Client Documentation

Updated 04 December 2005

Geocoding without a full address was originally designed for geocoding from a full street address, but people don't always have all the information. now supports geocoding to the centroid of a ZIP code, or a city, state pair. These new forms are in BETA status (read what BETA means), and so far only work in the comma separated values form.


This returns the centroid of a passed ZIP code. Zip codes were designed for mail delivery, not for the convenience of geo-spatial programmers, which means that they are not the best source of information. But they are ubiquitous in the US-and ubiquitous and messy beats clean and unavailable any day.

or with the free service:

Fetching the above URL yields the following CSV:

38.393314, -122.83666, Sebastopol, CA, 95472

City/State Code-CSV

This returns the location based on the GNIS (Geographic Names Information Service) location of a passed city and state. This uses the populated places data, so the idea of a 'city' can be rather stretched. There are some very very small places that are populated places, but hardly 'cities!'

or with the free service:

Fetching the above URL yields the following CSV:

37.775, -122.418333333333, San Francisco, San Francisco, CA

The results are latitude, longitude, County, City, State. Sometimes there can be multiple cities with the same name in a state. In that case all of the cities are returned, sorted in descending order by estimated population.
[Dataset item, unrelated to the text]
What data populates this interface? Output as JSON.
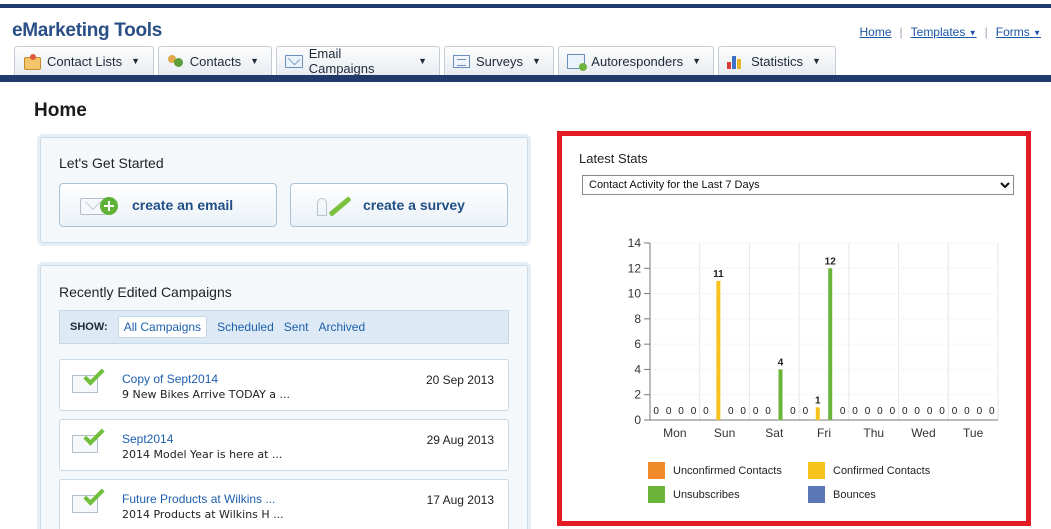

In my case there are two Sebastopols in California.
Returns multiple results:
38.4022222222222, -122.822777777778, Sonoma, Sebastopol, CA
39.3627777777778, -121.12, Nevada, Sebastopol, CA

The first is my own fair city in Sonoma County, the second is in Nevada County. My city is the largest. Google Maps doesn't even find the one in Nevada County, while Mapquest does (it is between Sweetland and North San Juan north of Nevada City-grand metropoli all). The theory is that the largest city with the same name is probably what you are looking for.